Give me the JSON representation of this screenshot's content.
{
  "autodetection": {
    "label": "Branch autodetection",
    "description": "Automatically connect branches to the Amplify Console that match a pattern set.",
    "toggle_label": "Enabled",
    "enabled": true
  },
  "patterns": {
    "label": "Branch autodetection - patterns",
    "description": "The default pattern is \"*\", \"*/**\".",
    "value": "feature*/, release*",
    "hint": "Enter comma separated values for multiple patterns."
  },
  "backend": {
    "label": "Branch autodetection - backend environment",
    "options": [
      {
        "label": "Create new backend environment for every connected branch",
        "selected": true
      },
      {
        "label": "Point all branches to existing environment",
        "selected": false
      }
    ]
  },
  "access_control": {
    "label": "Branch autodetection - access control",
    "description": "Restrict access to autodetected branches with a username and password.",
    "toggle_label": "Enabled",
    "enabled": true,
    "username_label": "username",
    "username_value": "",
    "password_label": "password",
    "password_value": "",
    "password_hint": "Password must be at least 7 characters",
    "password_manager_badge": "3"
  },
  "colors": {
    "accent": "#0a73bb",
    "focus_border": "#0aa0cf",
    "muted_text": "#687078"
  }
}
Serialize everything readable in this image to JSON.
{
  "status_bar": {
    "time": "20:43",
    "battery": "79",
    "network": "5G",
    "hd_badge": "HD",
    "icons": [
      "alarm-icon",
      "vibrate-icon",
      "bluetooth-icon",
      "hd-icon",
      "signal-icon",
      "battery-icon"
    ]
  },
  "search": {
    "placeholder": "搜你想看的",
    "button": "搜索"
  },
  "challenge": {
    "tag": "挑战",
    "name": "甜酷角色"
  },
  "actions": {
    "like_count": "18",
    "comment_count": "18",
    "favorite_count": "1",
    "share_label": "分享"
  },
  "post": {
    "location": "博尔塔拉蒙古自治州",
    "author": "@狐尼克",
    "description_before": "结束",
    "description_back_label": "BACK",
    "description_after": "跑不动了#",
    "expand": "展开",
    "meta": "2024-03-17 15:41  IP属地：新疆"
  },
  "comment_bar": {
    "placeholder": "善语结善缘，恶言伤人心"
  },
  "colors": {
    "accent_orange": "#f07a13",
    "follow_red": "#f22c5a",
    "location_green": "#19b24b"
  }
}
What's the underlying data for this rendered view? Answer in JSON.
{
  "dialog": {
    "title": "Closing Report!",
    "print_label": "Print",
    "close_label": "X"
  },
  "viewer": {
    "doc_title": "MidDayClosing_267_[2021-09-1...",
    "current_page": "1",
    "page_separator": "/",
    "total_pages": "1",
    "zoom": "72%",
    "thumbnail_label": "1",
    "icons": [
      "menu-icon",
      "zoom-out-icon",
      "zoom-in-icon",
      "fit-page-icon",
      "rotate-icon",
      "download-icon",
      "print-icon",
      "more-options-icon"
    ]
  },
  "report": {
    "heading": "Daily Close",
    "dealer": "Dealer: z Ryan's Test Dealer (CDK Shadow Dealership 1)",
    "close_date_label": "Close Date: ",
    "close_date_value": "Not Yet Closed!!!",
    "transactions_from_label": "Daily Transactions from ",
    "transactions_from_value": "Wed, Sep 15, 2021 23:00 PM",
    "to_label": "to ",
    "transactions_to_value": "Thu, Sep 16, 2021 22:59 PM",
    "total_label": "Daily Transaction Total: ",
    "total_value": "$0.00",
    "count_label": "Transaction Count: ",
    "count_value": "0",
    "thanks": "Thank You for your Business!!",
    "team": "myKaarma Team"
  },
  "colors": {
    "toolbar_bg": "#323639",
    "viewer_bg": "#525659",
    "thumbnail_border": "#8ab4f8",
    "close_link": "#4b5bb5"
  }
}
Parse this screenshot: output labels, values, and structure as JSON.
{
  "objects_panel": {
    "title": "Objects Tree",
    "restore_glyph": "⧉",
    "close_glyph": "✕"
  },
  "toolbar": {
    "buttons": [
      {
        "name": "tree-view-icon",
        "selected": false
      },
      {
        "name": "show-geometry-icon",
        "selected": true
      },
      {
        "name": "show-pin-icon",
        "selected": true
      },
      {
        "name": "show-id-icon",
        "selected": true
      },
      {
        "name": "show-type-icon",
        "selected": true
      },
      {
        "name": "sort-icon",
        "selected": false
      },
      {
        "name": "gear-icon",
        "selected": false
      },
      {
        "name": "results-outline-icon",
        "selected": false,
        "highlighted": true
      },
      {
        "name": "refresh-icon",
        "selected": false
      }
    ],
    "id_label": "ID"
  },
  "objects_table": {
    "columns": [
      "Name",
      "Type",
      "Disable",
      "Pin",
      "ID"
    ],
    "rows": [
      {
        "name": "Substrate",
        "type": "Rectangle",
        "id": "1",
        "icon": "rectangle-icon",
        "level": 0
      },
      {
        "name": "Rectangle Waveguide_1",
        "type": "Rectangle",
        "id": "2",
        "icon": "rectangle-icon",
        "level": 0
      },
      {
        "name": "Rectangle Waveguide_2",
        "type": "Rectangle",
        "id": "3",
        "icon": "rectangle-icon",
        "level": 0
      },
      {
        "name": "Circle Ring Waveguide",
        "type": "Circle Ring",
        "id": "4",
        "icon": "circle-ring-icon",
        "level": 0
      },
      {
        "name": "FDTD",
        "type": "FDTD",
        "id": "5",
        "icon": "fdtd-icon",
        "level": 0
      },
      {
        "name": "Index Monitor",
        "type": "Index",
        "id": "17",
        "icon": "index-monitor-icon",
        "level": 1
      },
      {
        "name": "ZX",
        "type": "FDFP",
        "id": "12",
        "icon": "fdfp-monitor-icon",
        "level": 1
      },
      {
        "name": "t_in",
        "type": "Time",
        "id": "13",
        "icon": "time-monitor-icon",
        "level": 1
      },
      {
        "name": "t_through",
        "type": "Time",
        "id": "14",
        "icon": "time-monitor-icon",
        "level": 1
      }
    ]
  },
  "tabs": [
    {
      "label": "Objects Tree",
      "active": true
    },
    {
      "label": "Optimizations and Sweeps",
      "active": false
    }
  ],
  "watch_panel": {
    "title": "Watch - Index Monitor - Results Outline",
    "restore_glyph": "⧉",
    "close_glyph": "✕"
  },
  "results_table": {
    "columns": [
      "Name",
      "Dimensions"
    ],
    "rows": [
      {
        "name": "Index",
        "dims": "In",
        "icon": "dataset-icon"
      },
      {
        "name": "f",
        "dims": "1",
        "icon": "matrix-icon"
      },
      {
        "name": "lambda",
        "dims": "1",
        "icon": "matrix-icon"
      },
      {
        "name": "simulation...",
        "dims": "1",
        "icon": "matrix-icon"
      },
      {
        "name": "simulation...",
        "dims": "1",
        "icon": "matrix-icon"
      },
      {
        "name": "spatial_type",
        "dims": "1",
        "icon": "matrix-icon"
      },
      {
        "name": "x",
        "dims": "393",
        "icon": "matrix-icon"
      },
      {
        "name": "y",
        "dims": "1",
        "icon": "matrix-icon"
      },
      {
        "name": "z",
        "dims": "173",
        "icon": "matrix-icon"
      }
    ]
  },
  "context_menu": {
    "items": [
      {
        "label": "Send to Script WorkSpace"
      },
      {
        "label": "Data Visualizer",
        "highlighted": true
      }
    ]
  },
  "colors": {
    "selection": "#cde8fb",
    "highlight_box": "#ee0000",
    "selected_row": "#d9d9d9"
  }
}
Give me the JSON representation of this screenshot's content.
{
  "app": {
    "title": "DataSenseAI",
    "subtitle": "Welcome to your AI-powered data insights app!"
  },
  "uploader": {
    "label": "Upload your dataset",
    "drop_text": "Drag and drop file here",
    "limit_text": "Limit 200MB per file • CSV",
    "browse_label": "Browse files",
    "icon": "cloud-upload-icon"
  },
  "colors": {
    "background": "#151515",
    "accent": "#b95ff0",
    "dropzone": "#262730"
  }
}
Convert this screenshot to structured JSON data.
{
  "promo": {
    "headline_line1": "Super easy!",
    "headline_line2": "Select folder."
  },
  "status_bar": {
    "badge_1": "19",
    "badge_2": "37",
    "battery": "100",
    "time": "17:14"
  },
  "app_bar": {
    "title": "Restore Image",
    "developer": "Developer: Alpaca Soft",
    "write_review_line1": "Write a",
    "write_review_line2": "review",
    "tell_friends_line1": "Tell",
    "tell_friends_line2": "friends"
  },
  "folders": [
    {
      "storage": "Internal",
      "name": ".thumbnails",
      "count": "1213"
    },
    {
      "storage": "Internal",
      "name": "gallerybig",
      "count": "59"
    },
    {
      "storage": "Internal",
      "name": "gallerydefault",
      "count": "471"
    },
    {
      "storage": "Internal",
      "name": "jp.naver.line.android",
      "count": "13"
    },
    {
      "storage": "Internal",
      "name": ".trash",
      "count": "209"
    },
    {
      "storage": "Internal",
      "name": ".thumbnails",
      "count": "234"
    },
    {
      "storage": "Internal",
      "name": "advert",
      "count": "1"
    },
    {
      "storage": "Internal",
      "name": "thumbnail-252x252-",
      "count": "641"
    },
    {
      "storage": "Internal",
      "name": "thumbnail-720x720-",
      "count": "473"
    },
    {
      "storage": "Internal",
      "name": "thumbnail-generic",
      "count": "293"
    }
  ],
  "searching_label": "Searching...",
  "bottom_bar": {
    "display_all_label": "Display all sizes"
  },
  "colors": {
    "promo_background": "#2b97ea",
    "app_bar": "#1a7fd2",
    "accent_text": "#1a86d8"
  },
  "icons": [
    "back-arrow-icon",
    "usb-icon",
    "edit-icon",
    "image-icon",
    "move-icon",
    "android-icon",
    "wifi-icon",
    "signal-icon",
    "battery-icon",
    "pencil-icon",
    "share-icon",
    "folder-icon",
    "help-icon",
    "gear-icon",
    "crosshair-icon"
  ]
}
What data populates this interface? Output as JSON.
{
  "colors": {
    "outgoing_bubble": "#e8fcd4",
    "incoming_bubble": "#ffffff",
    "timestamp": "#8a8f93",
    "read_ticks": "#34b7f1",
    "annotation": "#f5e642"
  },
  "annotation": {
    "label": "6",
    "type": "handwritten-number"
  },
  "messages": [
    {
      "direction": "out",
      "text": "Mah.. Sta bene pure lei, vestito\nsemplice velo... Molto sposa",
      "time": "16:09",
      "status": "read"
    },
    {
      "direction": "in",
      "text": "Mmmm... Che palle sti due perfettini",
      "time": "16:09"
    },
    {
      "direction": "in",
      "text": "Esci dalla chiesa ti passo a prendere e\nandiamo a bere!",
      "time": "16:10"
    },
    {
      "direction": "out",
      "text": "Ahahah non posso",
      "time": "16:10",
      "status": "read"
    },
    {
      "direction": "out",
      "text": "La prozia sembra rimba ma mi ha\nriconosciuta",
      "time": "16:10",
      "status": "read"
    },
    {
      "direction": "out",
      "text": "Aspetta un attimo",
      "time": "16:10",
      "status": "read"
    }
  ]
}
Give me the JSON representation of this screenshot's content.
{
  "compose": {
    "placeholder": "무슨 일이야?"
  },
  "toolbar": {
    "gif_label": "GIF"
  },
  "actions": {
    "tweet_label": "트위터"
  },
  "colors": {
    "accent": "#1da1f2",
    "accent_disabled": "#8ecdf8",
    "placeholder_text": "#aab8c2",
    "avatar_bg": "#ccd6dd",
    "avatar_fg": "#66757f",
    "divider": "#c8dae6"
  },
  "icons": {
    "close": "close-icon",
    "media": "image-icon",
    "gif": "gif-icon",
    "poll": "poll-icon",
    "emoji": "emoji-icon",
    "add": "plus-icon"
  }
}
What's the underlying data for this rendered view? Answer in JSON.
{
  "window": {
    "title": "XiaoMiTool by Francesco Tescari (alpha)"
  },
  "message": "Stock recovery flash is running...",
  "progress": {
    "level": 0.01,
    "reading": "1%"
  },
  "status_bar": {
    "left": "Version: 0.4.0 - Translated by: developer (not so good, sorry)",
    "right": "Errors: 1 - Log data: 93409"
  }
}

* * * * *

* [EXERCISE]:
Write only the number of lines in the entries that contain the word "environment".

* [SOLUTION TO THE PROBLEM]:
3